My friend Alicia and I used to meet for yoga a few times a week. We loved the strenuous workout, the relaxation… okay, mostly the strenuous workout. We were actresses in our forties and needed to stay fit. We were competitive, too, with the mindsets of our younger, more limber selves — a competition you can never win in yoga, by the way. It didn’t matter how often the teacher said, “Every body is different; don’t compare yourselves to others,” I’d still end up envying some chick who was doing a hand stand while the rest of us were in child’s pose.
Our culture habitually judges people by the skewed subjective standard of personal experience. This means that we generally show compassion when it makes sense to us, is convenient, or makes us feel better about ourselves. However, our personal perception does not define reality for other people.

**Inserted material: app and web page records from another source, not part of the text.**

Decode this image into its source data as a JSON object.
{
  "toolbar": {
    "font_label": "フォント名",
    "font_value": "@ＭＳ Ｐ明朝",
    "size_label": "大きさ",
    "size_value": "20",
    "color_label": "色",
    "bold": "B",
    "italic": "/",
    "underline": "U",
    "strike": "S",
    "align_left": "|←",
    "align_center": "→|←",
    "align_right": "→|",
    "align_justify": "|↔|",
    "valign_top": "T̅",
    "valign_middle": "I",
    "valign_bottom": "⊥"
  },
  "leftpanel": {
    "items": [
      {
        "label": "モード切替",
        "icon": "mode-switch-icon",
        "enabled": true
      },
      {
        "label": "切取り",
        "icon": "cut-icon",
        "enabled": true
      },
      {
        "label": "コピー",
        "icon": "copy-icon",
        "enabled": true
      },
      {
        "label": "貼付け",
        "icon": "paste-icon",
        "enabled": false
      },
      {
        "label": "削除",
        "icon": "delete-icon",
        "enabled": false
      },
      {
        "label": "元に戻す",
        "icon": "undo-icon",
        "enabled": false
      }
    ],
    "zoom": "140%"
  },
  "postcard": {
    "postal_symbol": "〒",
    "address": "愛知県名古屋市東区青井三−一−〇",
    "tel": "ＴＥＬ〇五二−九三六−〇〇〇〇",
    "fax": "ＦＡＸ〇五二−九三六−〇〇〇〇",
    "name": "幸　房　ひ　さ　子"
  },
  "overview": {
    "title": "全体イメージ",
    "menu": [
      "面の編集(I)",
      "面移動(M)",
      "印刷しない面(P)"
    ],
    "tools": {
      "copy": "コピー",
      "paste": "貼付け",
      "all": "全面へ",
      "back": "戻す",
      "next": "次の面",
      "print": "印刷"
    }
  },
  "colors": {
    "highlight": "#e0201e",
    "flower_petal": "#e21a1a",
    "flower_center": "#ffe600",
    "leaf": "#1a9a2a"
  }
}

One of the greatest illusions of our day is this: More money will make me more generous. My wife, Brandi, and I have always enjoyed hosting small-group Bible studies in our home. Over the many years we’ve been married, we’ve almost always had a group that met regularly in our house. I’ll never forget something […]